Building a habit of self-care can build self-esteem. Practicing self-care regularly will lead us to accept the belief that we are worthy of loving and taking care of ourselves as best as we possibly can. Taking good care of ourselves allows us to be our best, and feeling your best will improve your self-esteem.
Setting reasonable expectations for yourself can create healthy self-esteem, while unreasonable expectations can negatively affect your self-esteem. When you don't meet your goals, you disappoint yourself and possibly others. If you have healthy self-esteem you trust yourself to fulfill your commitments. I'm going to share how learning to set reasonable expectations for myself made me successful last week and helped me build a stronger sense of self-esteem.

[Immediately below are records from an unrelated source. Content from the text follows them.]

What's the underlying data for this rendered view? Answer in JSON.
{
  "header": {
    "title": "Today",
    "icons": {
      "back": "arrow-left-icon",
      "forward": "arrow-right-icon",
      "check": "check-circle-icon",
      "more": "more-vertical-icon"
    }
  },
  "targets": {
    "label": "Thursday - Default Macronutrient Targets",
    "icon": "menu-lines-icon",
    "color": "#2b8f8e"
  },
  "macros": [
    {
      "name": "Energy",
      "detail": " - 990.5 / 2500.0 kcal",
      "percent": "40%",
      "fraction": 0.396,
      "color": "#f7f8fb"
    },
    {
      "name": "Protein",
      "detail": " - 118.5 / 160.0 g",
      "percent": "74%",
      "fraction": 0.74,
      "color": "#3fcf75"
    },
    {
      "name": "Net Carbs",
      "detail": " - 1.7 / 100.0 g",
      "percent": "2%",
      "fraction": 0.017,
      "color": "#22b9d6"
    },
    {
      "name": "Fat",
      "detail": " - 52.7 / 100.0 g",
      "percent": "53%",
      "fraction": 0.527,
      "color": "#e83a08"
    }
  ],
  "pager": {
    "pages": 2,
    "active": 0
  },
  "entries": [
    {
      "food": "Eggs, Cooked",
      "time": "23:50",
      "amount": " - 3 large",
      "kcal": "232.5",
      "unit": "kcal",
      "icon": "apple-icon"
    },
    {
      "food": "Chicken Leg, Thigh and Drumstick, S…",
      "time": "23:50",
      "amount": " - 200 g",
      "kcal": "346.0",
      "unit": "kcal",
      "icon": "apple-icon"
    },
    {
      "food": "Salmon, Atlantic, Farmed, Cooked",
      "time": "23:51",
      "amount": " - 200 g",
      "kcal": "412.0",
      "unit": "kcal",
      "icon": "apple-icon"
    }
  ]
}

Bad habits--they're pesky little things, aren't they? I imagine just reading the phrase makes you picture one of yours. Maybe your bad habit is biting your nails, or not responding to texts, or leaving the dishes in the sink. It's the thing you do that deep down, you know you don't like. But sometimes our bad habits aren't just small annoyances. Sometimes they burrow into our identity and affect our ability to build self-esteem. When bad habits affect self-esteem, what do we do?
How's your body image? Are you attractive? Do you like the way you look? Do other people think you're beautiful? It's hard to talk about body image without sinking deep into our most vulnerable places. As standards of beauty become progressively less realistic (hello Instagram filters, goodbye pores), being able to have an honest conversation with ourselves about our looks becomes increasingly difficult. Yet we each live within our own, unique bodies every day–being able to look at them in a realistic (and non-damaging) way is a valuable tool towards understanding who we are, developing a healthy body image, and ultimately towards building self-esteem.
For years you’ve heard that self-care for your mental health is essential, but many people find the concept hard to implement in their lives. Professionals and people who love you likely give you self-care for mental health ideas to try but they don’t understand that adding in something to your life is a challenge, especially when struggling with a mental health condition.
There's a connection between low self-esteem and self-harm as having low self-esteem can sometimes lead to repetitive, destructive habits1 – including self-harming behavior. It’s important to be aware of why having a warped and negative opinion of yourself can lead to self-harm, as well as take note of the positive coping mechanisms you can adopt when times get tough.
The habit of seeking approval from others can destroy your self-esteem. When people around you are concerned that you have low self-esteem or that you always harshly criticise yourself, they will want to point out all of your likable characteristics and virtues. These comments may come from a place of care and support and may be just what you need to snap out of negative self-talk. However, there is also a risk of relying on these self-esteem boosts from others in order to feel good about yourself. If you want to gain and maintain a stronger form of self-esteem, it’s vital to determine your own self-worth and to stop seeking approval from others.
Self-compassion and self-esteem both help us develop ourselves and create wellbeing. But some psychologists argue that we should focus on practicing self-compassion because it is superior to building self-esteem.1 Dr. Kristin Neff is a well-known proponent of this view. She believes that trying to raise your self-esteem can lead to major downsides, including narcissism, anger and resentment. But while it may be true that we could all benefit from self-compassion and should avoid these drawbacks, this doesn’t mean we should ignore self-esteem. It can still play a vital role in our wellbeing.